A North Carolina jury has refused to prosecute the Charlotte police officer who shot an unarmed man to death, saying that there isn’t enough evidence, NBC News reports.
According to the news site, the grand jurors requested that the state attorney general re-file Randall Kerrick’s case with lesser charges, after concluding there wasn’t enough evidence to prosecute the man for voluntary manslaughter in the death of Jonathan Ferrell, who was shot 10 times.
Prosecutors intend to immediately resubmit the case. However, it was revealed shortly after teh announcement that not all of the jurors were present for the decision.
There were no reasons given for why the grand jury voted with fewer than 18 members present.

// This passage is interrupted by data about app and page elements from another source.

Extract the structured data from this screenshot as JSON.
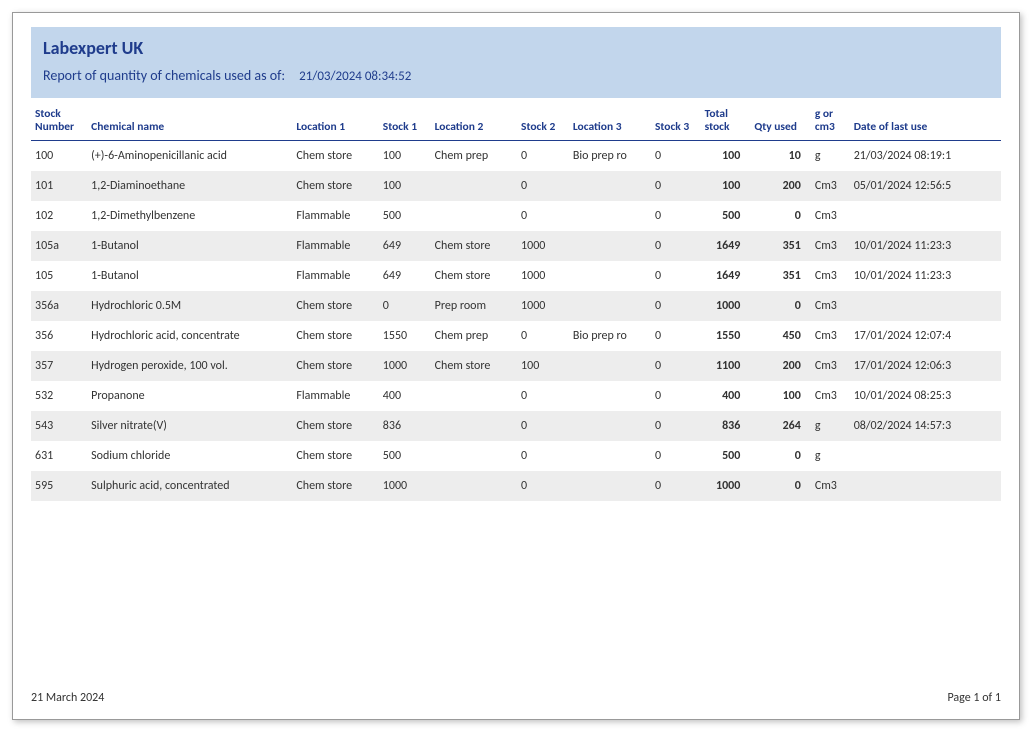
{
  "header": {
    "title": "Labexpert UK",
    "subtitle": "Report of quantity of chemicals used as of:",
    "as_of": "21/03/2024 08:34:52"
  },
  "columns": {
    "stock_number": "Stock Number",
    "chemical_name": "Chemical name",
    "location1": "Location 1",
    "stock1": "Stock 1",
    "location2": "Location 2",
    "stock2": "Stock 2",
    "location3": "Location 3",
    "stock3": "Stock 3",
    "total_stock": "Total stock",
    "qty_used": "Qty used",
    "unit": "g or cm3",
    "last_use": "Date of last use"
  },
  "rows": [
    {
      "stock_number": "100",
      "chemical_name": "(+)-6-Aminopenicillanic acid",
      "location1": "Chem store",
      "stock1": "100",
      "location2": "Chem prep",
      "stock2": "0",
      "location3": "Bio prep ro",
      "stock3": "0",
      "total": "100",
      "qty": "10",
      "unit": "g",
      "last_use": "21/03/2024 08:19:1"
    },
    {
      "stock_number": "101",
      "chemical_name": "1,2-Diaminoethane",
      "location1": "Chem store",
      "stock1": "100",
      "location2": "",
      "stock2": "0",
      "location3": "",
      "stock3": "0",
      "total": "100",
      "qty": "200",
      "unit": "Cm3",
      "last_use": "05/01/2024 12:56:5"
    },
    {
      "stock_number": "102",
      "chemical_name": "1,2-Dimethylbenzene",
      "location1": "Flammable",
      "stock1": "500",
      "location2": "",
      "stock2": "0",
      "location3": "",
      "stock3": "0",
      "total": "500",
      "qty": "0",
      "unit": "Cm3",
      "last_use": ""
    },
    {
      "stock_number": "105a",
      "chemical_name": "1-Butanol",
      "location1": "Flammable",
      "stock1": "649",
      "location2": "Chem store",
      "stock2": "1000",
      "location3": "",
      "stock3": "0",
      "total": "1649",
      "qty": "351",
      "unit": "Cm3",
      "last_use": "10/01/2024 11:23:3"
    },
    {
      "stock_number": "105",
      "chemical_name": "1-Butanol",
      "location1": "Flammable",
      "stock1": "649",
      "location2": "Chem store",
      "stock2": "1000",
      "location3": "",
      "stock3": "0",
      "total": "1649",
      "qty": "351",
      "unit": "Cm3",
      "last_use": "10/01/2024 11:23:3"
    },
    {
      "stock_number": "356a",
      "chemical_name": "Hydrochloric 0.5M",
      "location1": "Chem store",
      "stock1": "0",
      "location2": "Prep room",
      "stock2": "1000",
      "location3": "",
      "stock3": "0",
      "total": "1000",
      "qty": "0",
      "unit": "Cm3",
      "last_use": ""
    },
    {
      "stock_number": "356",
      "chemical_name": "Hydrochloric acid, concentrate",
      "location1": "Chem store",
      "stock1": "1550",
      "location2": "Chem prep",
      "stock2": "0",
      "location3": "Bio prep ro",
      "stock3": "0",
      "total": "1550",
      "qty": "450",
      "unit": "Cm3",
      "last_use": "17/01/2024 12:07:4"
    },
    {
      "stock_number": "357",
      "chemical_name": "Hydrogen peroxide, 100 vol.",
      "location1": "Chem store",
      "stock1": "1000",
      "location2": "Chem store",
      "stock2": "100",
      "location3": "",
      "stock3": "0",
      "total": "1100",
      "qty": "200",
      "unit": "Cm3",
      "last_use": "17/01/2024 12:06:3"
    },
    {
      "stock_number": "532",
      "chemical_name": "Propanone",
      "location1": "Flammable",
      "stock1": "400",
      "location2": "",
      "stock2": "0",
      "location3": "",
      "stock3": "0",
      "total": "400",
      "qty": "100",
      "unit": "Cm3",
      "last_use": "10/01/2024 08:25:3"
    },
    {
      "stock_number": "543",
      "chemical_name": "Silver nitrate(V)",
      "location1": "Chem store",
      "stock1": "836",
      "location2": "",
      "stock2": "0",
      "location3": "",
      "stock3": "0",
      "total": "836",
      "qty": "264",
      "unit": "g",
      "last_use": "08/02/2024 14:57:3"
    },
    {
      "stock_number": "631",
      "chemical_name": "Sodium chloride",
      "location1": "Chem store",
      "stock1": "500",
      "location2": "",
      "stock2": "0",
      "location3": "",
      "stock3": "0",
      "total": "500",
      "qty": "0",
      "unit": "g",
      "last_use": ""
    },
    {
      "stock_number": "595",
      "chemical_name": "Sulphuric acid, concentrated",
      "location1": "Chem store",
      "stock1": "1000",
      "location2": "",
      "stock2": "0",
      "location3": "",
      "stock3": "0",
      "total": "1000",
      "qty": "0",
      "unit": "Cm3",
      "last_use": ""
    }
  ],
  "footer": {
    "date": "21 March 2024",
    "page": "Page 1 of 1"
  }
}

Kerrick, who has been a member of Charlotte’s police force for three years, shot Ferrell 10 times following a confrontation in September 2013. The officer has been on unpaid leave since the incident. He is now looking to the grand jury’s decision with new hope.
His attorney, George Laughrun, told the Charlotte Observer that he "feels like the weight of the world has been lifted from his shoulders," NBC News notes.
"He's extremely relieved that the grand jury members saw fit to keep an open mind and not listen to all the propaganda on all the things he did wrong," Laughrun said.
His police department wasn’t as supportive of the decision, denouncing his actions as "excessive."
It is believed that Ferrell, who police would later report had been in a very serious car accident, was looking for help when he walked toward a house. A woman saw Ferrell approaching and thought it was her husband. She opened her door. When she realized Ferrell wasn't her husband, she shut the door and called 911. Police arrived and Ferrell, 24, who was a chemistry major at Florida A&M University and played safety for the football team, with aspirations to be an automotive engineer, was shot dead.
Last week, his family filed a wrongful-death suit, after autopsy results showed a downward trajectory for most of his 10 gunshot wounds, leading to the belief that he could have been on his knees or on the ground when Kerrick fired his gun.
Read more at NBC News.